[Records from a collection]
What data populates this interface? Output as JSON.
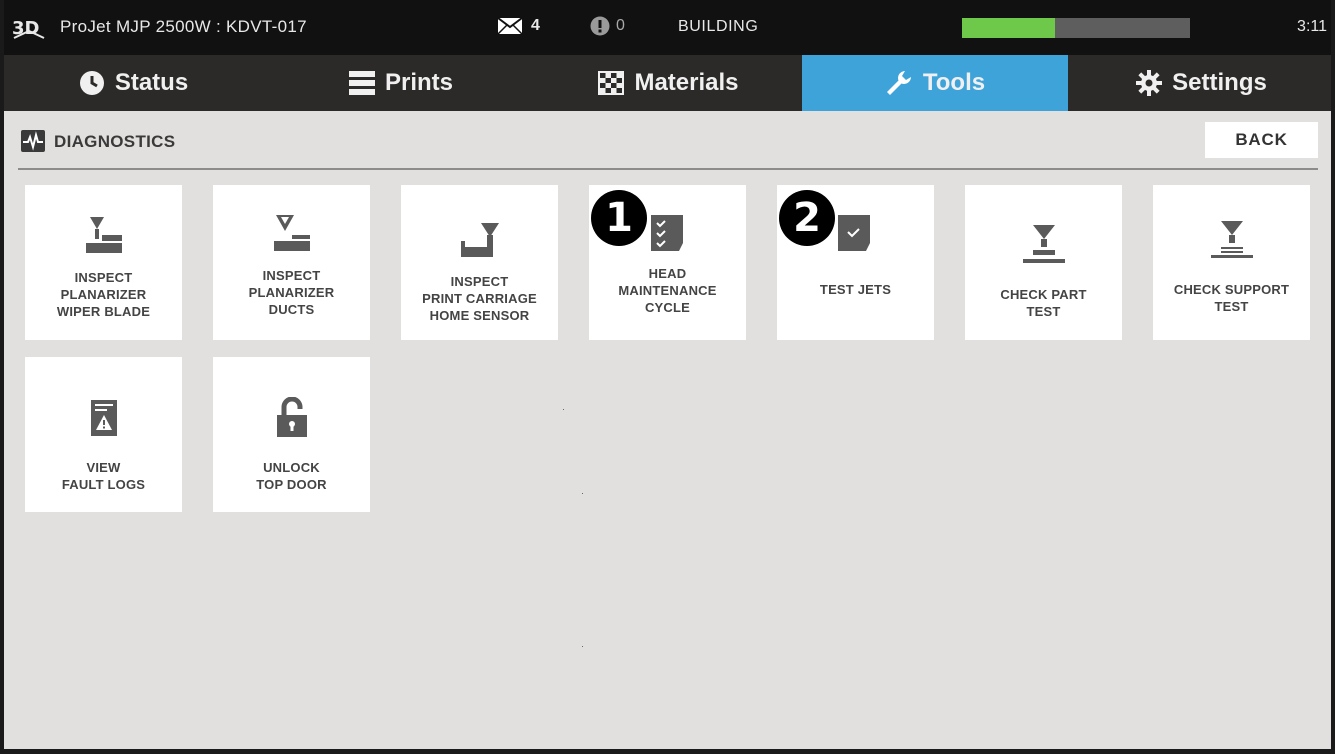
{
  "topbar": {
    "title": "ProJet MJP 2500W : KDVT-017",
    "messages_count": "4",
    "alerts_count": "0",
    "status": "BUILDING",
    "progress_fraction": 0.41,
    "time": "3:11"
  },
  "tabs": [
    {
      "label": "Status",
      "icon": "clock-icon"
    },
    {
      "label": "Prints",
      "icon": "list-icon"
    },
    {
      "label": "Materials",
      "icon": "checker-icon"
    },
    {
      "label": "Tools",
      "icon": "wrench-icon",
      "active": true
    },
    {
      "label": "Settings",
      "icon": "gear-icon"
    }
  ],
  "section": {
    "title": "DIAGNOSTICS",
    "back_label": "BACK"
  },
  "tiles": [
    {
      "lines": [
        "INSPECT",
        "PLANARIZER",
        "WIPER BLADE"
      ],
      "icon": "wiper-blade-icon"
    },
    {
      "lines": [
        "INSPECT",
        "PLANARIZER",
        "DUCTS"
      ],
      "icon": "planarizer-duct-icon"
    },
    {
      "lines": [
        "INSPECT",
        "PRINT CARRIAGE",
        "HOME SENSOR"
      ],
      "icon": "home-sensor-icon"
    },
    {
      "lines": [
        "HEAD",
        "MAINTENANCE",
        "CYCLE"
      ],
      "icon": "checklist-icon",
      "badge": "1"
    },
    {
      "lines": [
        "TEST JETS"
      ],
      "icon": "clipboard-check-icon",
      "badge": "2"
    },
    {
      "lines": [
        "CHECK PART",
        "TEST"
      ],
      "icon": "part-test-icon"
    },
    {
      "lines": [
        "CHECK SUPPORT",
        "TEST"
      ],
      "icon": "support-test-icon"
    },
    {
      "lines": [
        "VIEW",
        "FAULT LOGS"
      ],
      "icon": "fault-log-icon"
    },
    {
      "lines": [
        "UNLOCK",
        "TOP DOOR"
      ],
      "icon": "unlock-icon"
    }
  ],
  "colors": {
    "accent": "#3ea3d9",
    "progress": "#6ec84a",
    "background": "#e2e0de",
    "icon": "#5a5a5a"
  }
}
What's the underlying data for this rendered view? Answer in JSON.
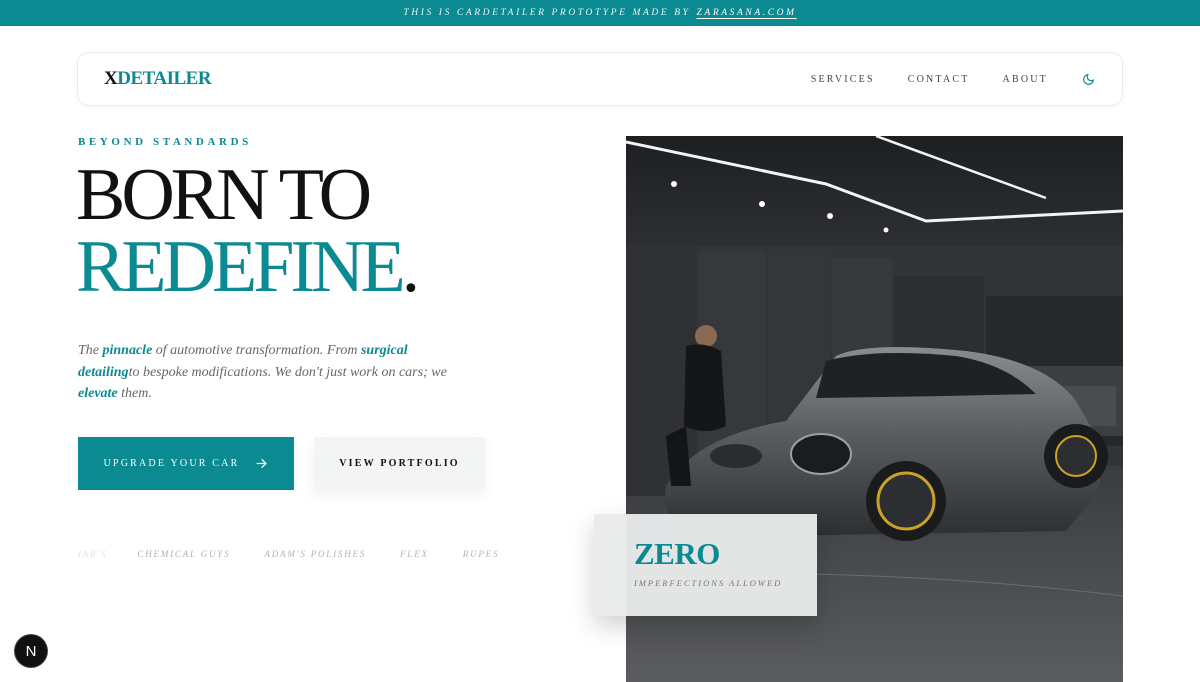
{
  "banner": {
    "text": "THIS IS CARDETAILER PROTOTYPE MADE BY",
    "link": "ZARASANA.COM"
  },
  "nav": {
    "logo_x": "X",
    "logo_rest": "DETAILER",
    "items": [
      "SERVICES",
      "CONTACT",
      "ABOUT"
    ],
    "theme_icon": "moon-icon"
  },
  "hero": {
    "eyebrow": "BEYOND STANDARDS",
    "title_line1": "BORN TO",
    "title_line2": "REDEFINE",
    "title_dot": ".",
    "lead": {
      "t1": "The ",
      "b1": "pinnacle",
      "t2": " of automotive transformation. From ",
      "b2": "surgical detailing",
      "t3": "to bespoke modifications. We don't just work on cars; we ",
      "b3": "elevate",
      "t4": " them."
    },
    "primary_button": "UPGRADE YOUR CAR",
    "primary_button_icon": "arrow-right-icon",
    "secondary_button": "VIEW PORTFOLIO",
    "brands": [
      "IAR'S",
      "CHEMICAL GUYS",
      "ADAM'S POLISHES",
      "FLEX",
      "RUPES"
    ]
  },
  "feature_card": {
    "headline": "ZERO",
    "caption": "IMPERFECTIONS ALLOWED"
  },
  "dev_badge": "N",
  "colors": {
    "accent": "#0b8a92",
    "text": "#111111",
    "muted": "#666666"
  }
}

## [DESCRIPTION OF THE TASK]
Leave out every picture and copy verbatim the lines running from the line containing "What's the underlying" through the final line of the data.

## [SOLUTION BELOW]
What's the underlying data for this rendered view? Answer in JSON.
{
  "banner": {
    "text": "THIS IS CARDETAILER PROTOTYPE MADE BY",
    "link": "ZARASANA.COM"
  },
  "nav": {
    "logo_x": "X",
    "logo_rest": "DETAILER",
    "items": [
      "SERVICES",
      "CONTACT",
      "ABOUT"
    ],
    "theme_icon": "moon-icon"
  },
  "hero": {
    "eyebrow": "BEYOND STANDARDS",
    "title_line1": "BORN TO",
    "title_line2": "REDEFINE",
    "title_dot": ".",
    "lead": {
      "t1": "The ",
      "b1": "pinnacle",
      "t2": " of automotive transformation. From ",
      "b2": "surgical detailing",
      "t3": "to bespoke modifications. We don't just work on cars; we ",
      "b3": "elevate",
      "t4": " them."
    },
    "primary_button": "UPGRADE YOUR CAR",
    "primary_button_icon": "arrow-right-icon",
    "secondary_button": "VIEW PORTFOLIO",
    "brands": [
      "IAR'S",
      "CHEMICAL GUYS",
      "ADAM'S POLISHES",
      "FLEX",
      "RUPES"
    ]
  },
  "feature_card": {
    "headline": "ZERO",
    "caption": "IMPERFECTIONS ALLOWED"
  },
  "dev_badge": "N",
  "colors": {
    "accent": "#0b8a92",
    "text": "#111111",
    "muted": "#666666"
  }
}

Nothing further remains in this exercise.